  • Any vehicle, regardless of size, designed to transport 16 or more persons, including the driver.
  • Any vehicle required by federal regulations to be placarded while transporting hazardous materials.
Page 2 of 2 Previous Page Go To Page:

New Reply:

New! Check out our help videos for a better understanding of our forum features

Bold
Italic
Underline
Quote
Photo
Link
Smiley
Links On TruckingTruth


example: TruckingTruth Homepage



example: https://www.truckingtruth.com
Submit
Cancel
Upload New Photo
Please enter a caption of one sentence or less:

Click on any of the buttons below to insert a link to that section of TruckingTruth:

Getting Started In Trucking High Road Training Program Company-Sponsored Training Programs Apply For Company-Sponsored Training Truck Driver's Career Guide Choosing A School Choosing A Company Truck Driving Schools Truck Driving Jobs Apply For Truck Driving Jobs DOT Physical Drug Testing Items To Pack Pre-Hire Letters CDL Practice Tests Trucking Company Reviews Brett's Book Leasing A Truck Pre-Trip Inspection Learn The Logbook Rules Sleep Apnea
Done
Done

0 characters so far - 5,500 maximum allowed.
Submit Preview

Preview:

Submit
Cancel

Join Us!

We have an awesome set of tools that will help you understand the trucking industry and prepare for a great start to your trucking career. Not only that, but everything we offer here at TruckingTruth is 100% free - no strings attached! Sign up now and get instant access to our member's section:
High Road Training Program Logo
  • The High Road Training Program
  • The High Road Article Series
  • The Friendliest Trucker's Forum Ever!
  • Email Updates When New Articles Are Posted

Apply For Paid CDL Training Through TruckingTruth

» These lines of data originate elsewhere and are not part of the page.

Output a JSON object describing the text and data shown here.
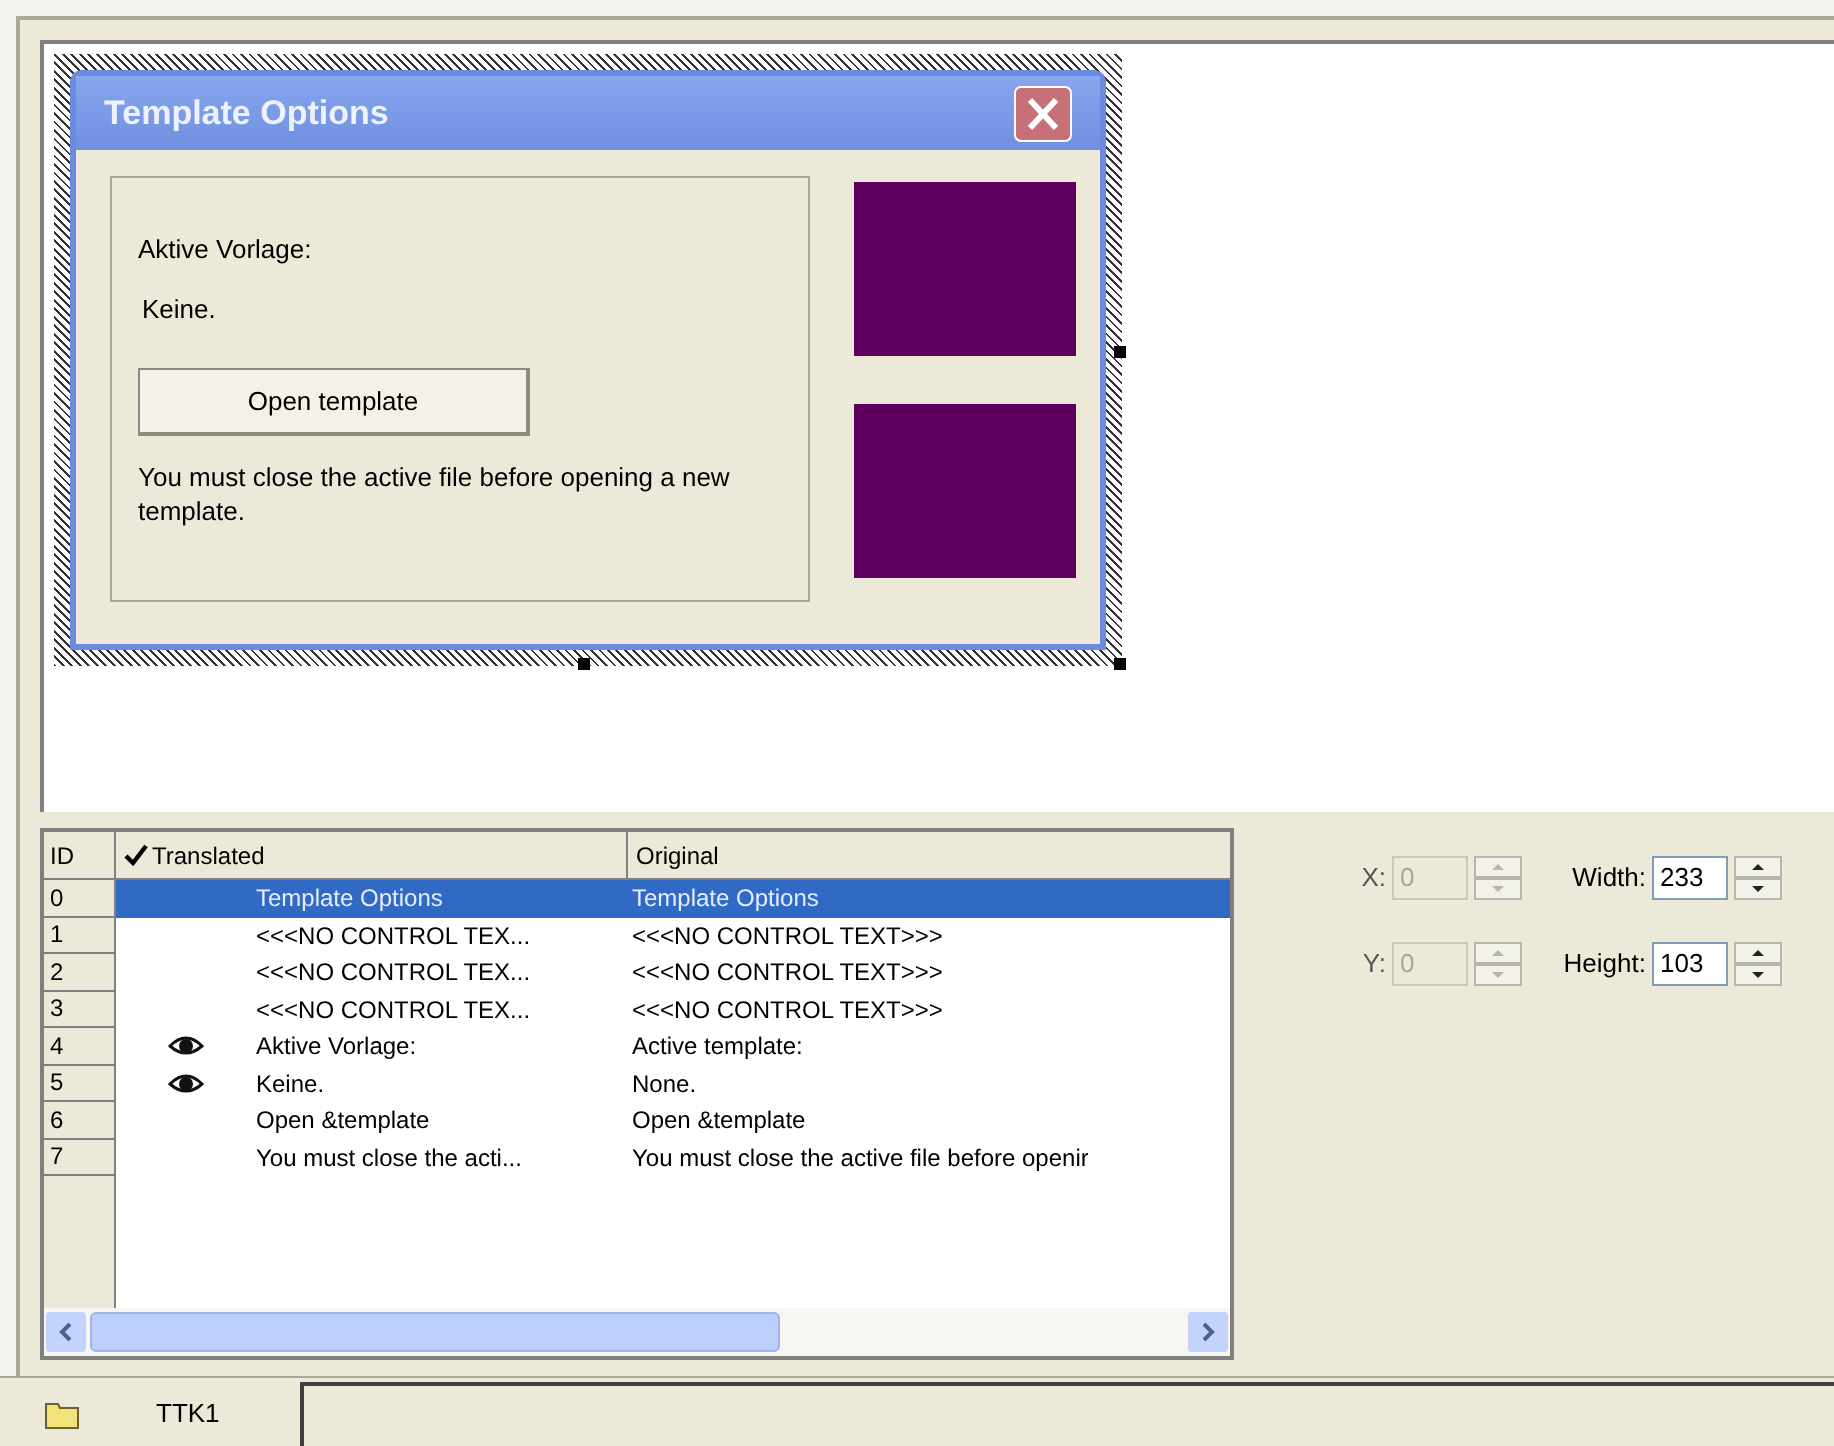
{
  "dialog": {
    "title": "Template Options",
    "label": "Aktive Vorlage:",
    "value": "Keine.",
    "button": "Open template",
    "message": "You must close the active file before opening a new template."
  },
  "table": {
    "columns": [
      "ID",
      "Translated",
      "Original"
    ],
    "rows": [
      {
        "id": "0",
        "translated": "Template Options",
        "original": "Template Options",
        "eye": false,
        "selected": true
      },
      {
        "id": "1",
        "translated": "<<<NO CONTROL TEX...",
        "original": "<<<NO CONTROL TEXT>>>",
        "eye": false,
        "selected": false
      },
      {
        "id": "2",
        "translated": "<<<NO CONTROL TEX...",
        "original": "<<<NO CONTROL TEXT>>>",
        "eye": false,
        "selected": false
      },
      {
        "id": "3",
        "translated": "<<<NO CONTROL TEX...",
        "original": "<<<NO CONTROL TEXT>>>",
        "eye": false,
        "selected": false
      },
      {
        "id": "4",
        "translated": "Aktive Vorlage:",
        "original": "Active template:",
        "eye": true,
        "selected": false
      },
      {
        "id": "5",
        "translated": "Keine.",
        "original": "None.",
        "eye": true,
        "selected": false
      },
      {
        "id": "6",
        "translated": "Open &template",
        "original": "Open &template",
        "eye": false,
        "selected": false
      },
      {
        "id": "7",
        "translated": "You must close the acti...",
        "original": "You must close the active file before openir",
        "eye": false,
        "selected": false
      }
    ]
  },
  "properties": [
    {
      "label": "X:",
      "value": "0",
      "disabled": true
    },
    {
      "label": "Width:",
      "value": "233",
      "disabled": false
    },
    {
      "label": "Y:",
      "value": "0",
      "disabled": true
    },
    {
      "label": "Height:",
      "value": "103",
      "disabled": false
    }
  ],
  "tabs": [
    {
      "label": "TTK1",
      "selected": true
    }
  ]
}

Did you know you can fill out one quick form here on TruckingTruth and apply to several companies at once for paid CDL training? Seriously! The application only takes one minute. You will speak with recruiters today. There is no obligation whatsoever. Learn more and apply here:

Apply For Paid CDL Training

About Us

TruckingTruth was founded by Brett Aquila (that's me!), a 15 year truck driving veteran, in January 2007. After 15 years on the road I wanted to help people understand the trucking industry and everything that came with the career and lifestyle of an over the road trucker. We'll help you make the right choices and prepare for a great start to your trucking career.

Read More

Becoming A Truck Driver

Becoming A Truck Driver is a dream we've all pondered at some point in our lives. We've all wondered if the adventure and challenges of life on the open road would suit us better than the ordinary day to day lives we've always known. At TruckingTruth we'll help you decide if trucking is right for you and help you get your career off to a great start.

Learn More